» Required action
Report every line of the data that includes "Drop".

» Data extract
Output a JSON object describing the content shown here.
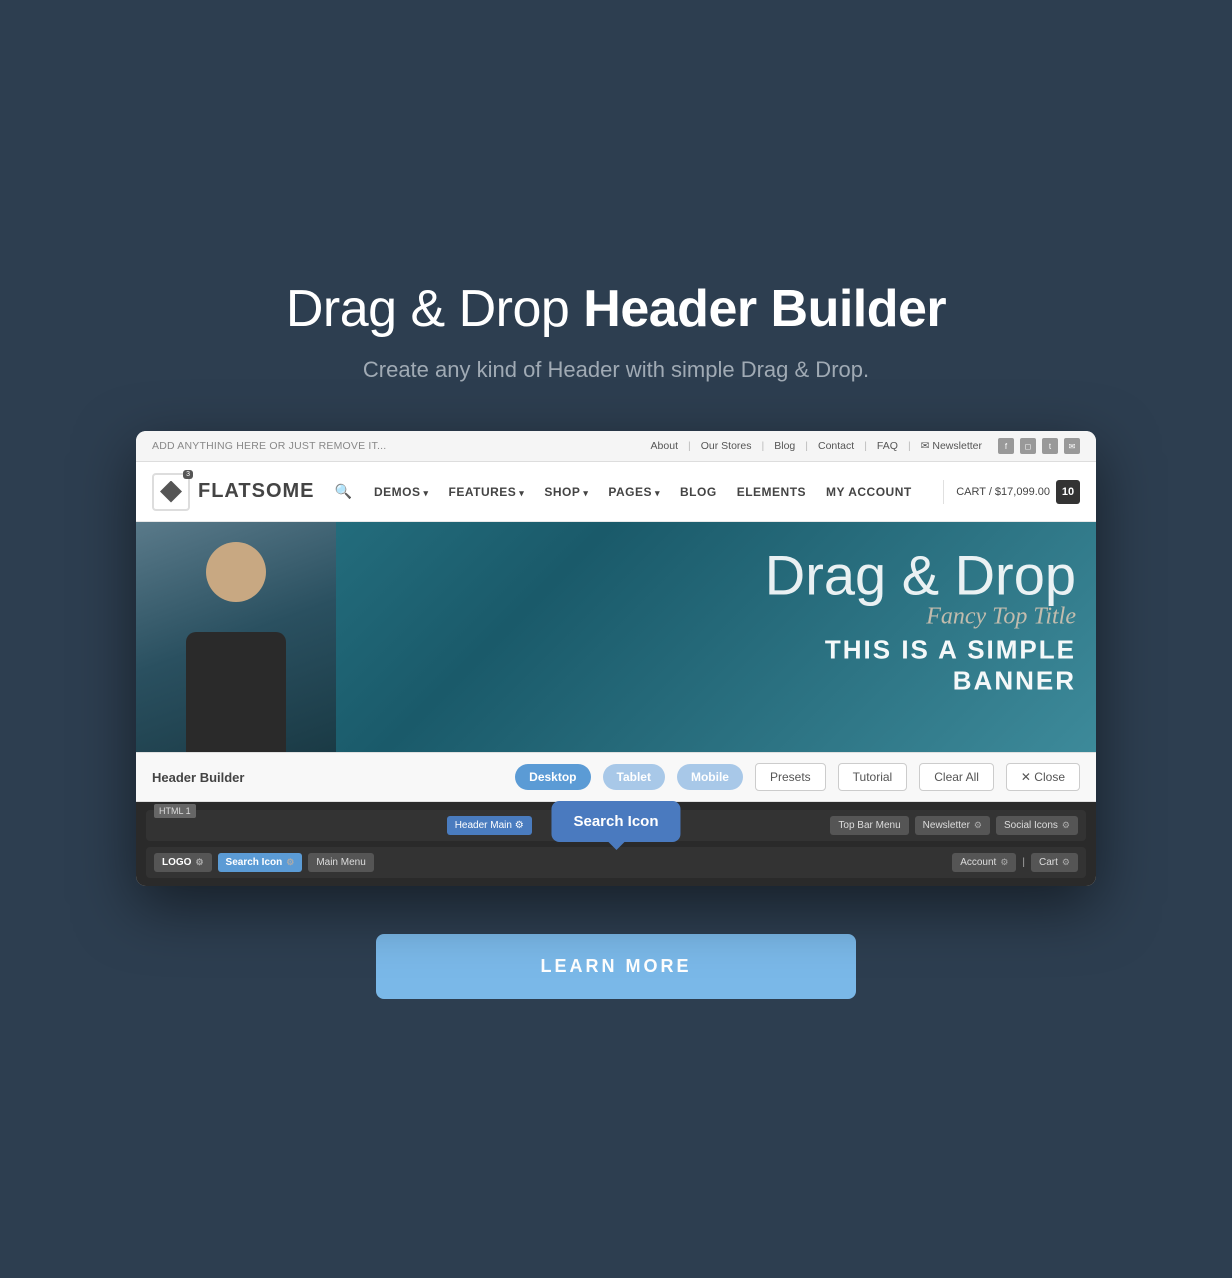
{
  "page": {
    "bg_color": "#2d3e50",
    "title": "Drag & Drop Header Builder",
    "title_normal": "Drag & Drop ",
    "title_bold": "Header Builder",
    "subtitle": "Create any kind of Header with simple Drag & Drop."
  },
  "topbar": {
    "left_text": "ADD ANYTHING HERE OR JUST REMOVE IT...",
    "links": [
      "About",
      "Our Stores",
      "Blog",
      "Contact",
      "FAQ"
    ],
    "newsletter": "Newsletter",
    "social_icons": [
      "f",
      "📷",
      "t",
      "✉"
    ]
  },
  "mainnav": {
    "logo_text": "FLATSOME",
    "logo_badge": "3",
    "search_icon": "🔍",
    "links": [
      {
        "label": "DEMOS",
        "arrow": true
      },
      {
        "label": "FEATURES",
        "arrow": true
      },
      {
        "label": "SHOP",
        "arrow": true
      },
      {
        "label": "PAGES",
        "arrow": true
      },
      {
        "label": "BLOG",
        "arrow": false
      },
      {
        "label": "ELEMENTS",
        "arrow": false
      },
      {
        "label": "MY ACCOUNT",
        "arrow": false
      }
    ],
    "cart_label": "CART / $17,099.00",
    "cart_count": "10"
  },
  "banner": {
    "main_title": "Drag & Drop",
    "fancy_title": "Fancy Top Title",
    "subtitle": "THIS IS A SIMPLE\nBANNER"
  },
  "header_builder": {
    "title": "Header Builder",
    "views": [
      {
        "label": "Desktop",
        "active": true
      },
      {
        "label": "Tablet",
        "active": false
      },
      {
        "label": "Mobile",
        "active": false
      }
    ],
    "actions": [
      "Presets",
      "Tutorial",
      "Clear All"
    ],
    "close_label": "✕ Close",
    "rows": [
      {
        "id": "html1",
        "badge": "HTML 1",
        "elements_right": [
          "Top Bar Menu",
          "Newsletter ⚙",
          "Social Icons ⚙"
        ]
      },
      {
        "id": "header-main",
        "badge": "Header Main ⚙",
        "elements_left": [
          "LOGO ⚙",
          "Search Icon ⚙",
          "Main Menu"
        ],
        "elements_right": [
          "Account ⚙",
          "|",
          "Cart ⚙"
        ]
      }
    ],
    "tooltip": "Search Icon",
    "cursor": "☛"
  },
  "cta": {
    "label": "LEARN MORE"
  }
}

» Completed exercise
    "title": "Drag & Drop Header Builder",
    "title_normal": "Drag & Drop ",
    "subtitle": "Create any kind of Header with simple Drag & Drop."
    "main_title": "Drag & Drop",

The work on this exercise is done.